My argument isn’t that Wall of Omens is out of bounds on rate, or would be a disaster every time. I just consider it a bad bet. There are ways to get the “good” parts a lot more reliably with designs that are more interesting and have much less downside risk.

Lastly, the Question of the Week™, and winner of $25 in SCG credit, from Markus Leben:

Development seems to have a habit of overcorrecting for problematic cards and decks in later sets. For example, Thragtusk and Cavern of Souls were printed to try and fight Delver decks; Teferi, Time Raveler was for Nexus of Fate; and Rampaging Ferocidon may have been for Cat combo.

What things should a designer do to avoid overcorrecting? What made these game pieces bad bets? And what do you look for in a card meant to fight against problem cards in an environment?

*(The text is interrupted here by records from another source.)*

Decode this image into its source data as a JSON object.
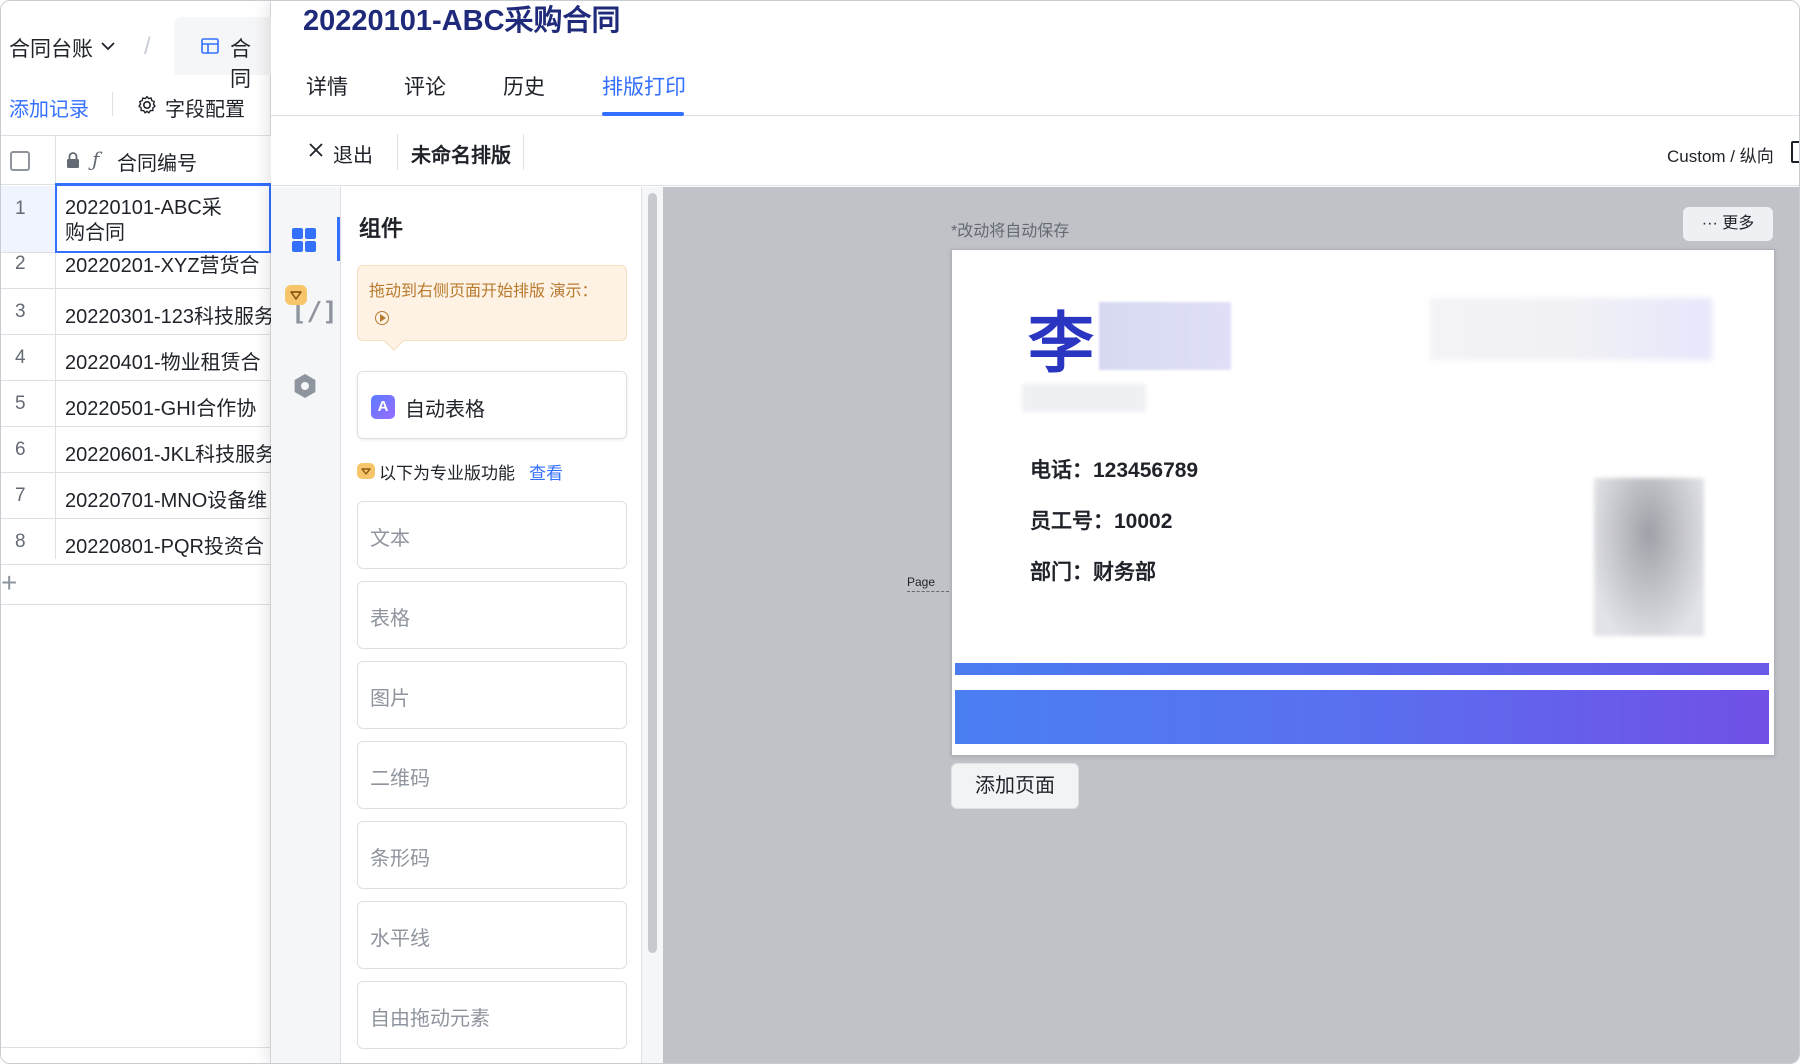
{
  "sheet": {
    "title": "合同台账",
    "tab_label": "合同",
    "add_record": "添加记录",
    "field_config": "字段配置",
    "column_header": "合同编号",
    "rows": [
      {
        "num": "1",
        "value": "20220101-ABC采购合同"
      },
      {
        "num": "2",
        "value": "20220201-XYZ营货合"
      },
      {
        "num": "3",
        "value": "20220301-123科技服务"
      },
      {
        "num": "4",
        "value": "20220401-物业租赁合"
      },
      {
        "num": "5",
        "value": "20220501-GHI合作协"
      },
      {
        "num": "6",
        "value": "20220601-JKL科技服务"
      },
      {
        "num": "7",
        "value": "20220701-MNO设备维"
      },
      {
        "num": "8",
        "value": "20220801-PQR投资合"
      }
    ],
    "add_row": "+"
  },
  "panel": {
    "title": "20220101-ABC采购合同",
    "tabs": [
      "详情",
      "评论",
      "历史",
      "排版打印"
    ],
    "active_tab": "排版打印",
    "exit": "退出",
    "layout_name": "未命名排版",
    "page_size": "Custom / 纵向"
  },
  "components": {
    "title": "组件",
    "tip": "拖动到右侧页面开始排版 演示：",
    "auto_table": "自动表格",
    "pro_notice": "以下为专业版功能",
    "pro_link": "查看",
    "items": [
      "文本",
      "表格",
      "图片",
      "二维码",
      "条形码",
      "水平线",
      "自由拖动元素"
    ]
  },
  "canvas": {
    "autosave": "*改动将自动保存",
    "more": "··· 更多",
    "page_label": "Page",
    "add_page": "添加页面",
    "badge": {
      "surname": "李",
      "phone": "电话：123456789",
      "employee_id": "员工号：10002",
      "department": "部门：财务部"
    }
  },
  "colors": {
    "accent": "#3370ff",
    "title": "#1f2b7a",
    "surname": "#2a35c2",
    "band_start": "#4a7ff2",
    "band_end": "#7150e6",
    "canvas_bg": "#c0c2c7"
  }
}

To me, the sin isn’t “overcorrection” per se. Some cards or strategies represent a major risk on rate or play pattern and Appeal to Moderation Bias has sunk more balance calls than going too hard, in my experience. The biggest issue that I see is leaning too heavily one one card. For one, that card is likely to come with a ton of rate to make sure it solves the problem. Unsurprisingly, a lot of the cards you called out as “solutions” went on to become “problems” down the line.

Secondly, it isn’t that satisfying. Yes, beating the bully with a new tool can be fun and satisfying. But for how long? And how much agency did you feel when you did it? Thragtusk, I think, is an example of doing it the right way; here’s some stuff that’s appealing and doesn’t seem particularly engineered, but it happens to be the thing you want against Delver without coming with a Red Elemental Blast or Plummet attached.

Teferi, Time Raveler Wilderness Reclamation

I think my preferred approach is to take a bunch of small stabs at the problem rather than one big one, and be willing to avail yourself of bannings if that approach doesn’t pan out. Who cares if Teferi, Time Traveler wins out against Wilderness Reclamation or not over the long haul? Both are pretty terrible things to balance a format around, in my opinion.

So start by placing the bets in stuff you believe in, and then to whatever extent you want to seed in countermeasures, make sure those are bets you believe in independent of the fallout with whatever you see the problematic cards or decks as. Sometimes circumstances are extraordinary and it’s important to acknowledge that as part of the range and act accordingly, but often this stuff sorts itself out in satisfying ways by moving the needle here and there.